Spring officially arrives today at 6:45 PM, and we are starting to see signs that winter is running out of steam. One of them is the return of Red-winged blackbirds Agelaius phoeniceus about which University of Michigan BioKids says (in part):
These birds are some of the first springtime birds to return from their wintering sites. Once males arrive, they devote their time to defending their territory. The most successful defenders are not necessarily the most aggressive birds. Males that spend more time in, as well as foraging on, their territory are more likely to retain ownership of that territory.
Males with darker colored shoulders do not tend to keep their territories. Typically in the spring, male red-winged blackbirds display in a “song spread.” They fluff their plumage, raise their shoulders, and spread their tail as they sing. As the display becomes more intense, the wings are more arched with the shoulders showing more prominently. Males use this same body display as a threat to other male birds that enter into the male’s territory.
Females will also engage in a “song spread” display directed at each other early in the breeding season. One possibility is that a female will defend a sub-territory within the male’s territory. The female will engage in a “wing flip” display when a disturbance prevents her from returning to her nest full of young.

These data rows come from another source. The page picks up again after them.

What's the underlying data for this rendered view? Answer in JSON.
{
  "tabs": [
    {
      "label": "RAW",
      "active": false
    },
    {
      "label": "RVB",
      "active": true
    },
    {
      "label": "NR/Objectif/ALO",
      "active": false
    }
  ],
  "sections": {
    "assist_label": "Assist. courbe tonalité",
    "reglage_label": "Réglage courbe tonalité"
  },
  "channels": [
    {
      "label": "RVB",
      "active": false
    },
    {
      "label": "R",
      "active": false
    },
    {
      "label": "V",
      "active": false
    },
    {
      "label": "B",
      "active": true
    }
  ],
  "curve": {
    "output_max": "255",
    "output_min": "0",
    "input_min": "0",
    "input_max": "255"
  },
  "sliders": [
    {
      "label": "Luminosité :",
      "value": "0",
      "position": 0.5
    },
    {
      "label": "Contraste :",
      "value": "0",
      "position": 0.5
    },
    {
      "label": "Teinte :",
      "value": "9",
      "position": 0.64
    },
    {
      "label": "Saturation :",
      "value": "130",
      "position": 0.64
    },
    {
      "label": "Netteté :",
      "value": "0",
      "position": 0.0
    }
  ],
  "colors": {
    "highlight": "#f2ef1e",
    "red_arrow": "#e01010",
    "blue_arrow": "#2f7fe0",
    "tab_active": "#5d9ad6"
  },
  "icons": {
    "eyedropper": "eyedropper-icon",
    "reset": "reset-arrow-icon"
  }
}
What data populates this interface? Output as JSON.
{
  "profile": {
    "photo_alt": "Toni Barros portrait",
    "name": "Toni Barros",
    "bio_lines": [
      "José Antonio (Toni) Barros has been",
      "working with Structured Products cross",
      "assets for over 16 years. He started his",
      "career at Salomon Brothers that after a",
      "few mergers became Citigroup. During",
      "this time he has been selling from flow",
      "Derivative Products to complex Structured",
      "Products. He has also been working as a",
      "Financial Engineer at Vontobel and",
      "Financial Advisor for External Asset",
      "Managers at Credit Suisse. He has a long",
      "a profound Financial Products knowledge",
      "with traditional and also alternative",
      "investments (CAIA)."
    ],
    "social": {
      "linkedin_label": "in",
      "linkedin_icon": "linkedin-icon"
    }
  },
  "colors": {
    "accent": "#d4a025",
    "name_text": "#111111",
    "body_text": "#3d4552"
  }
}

Red-winged blackbirds are active during the day and migrate between their summer breeding grounds and winter feeding areas. During the winter, red-winged blackbirds aggregate in huge flocks and tend to stay in or near areas where grains and seeds are available to eat.
Read on for more including their ability to help control insect pests.
Many more Michigan birds on Michigan in Pictures.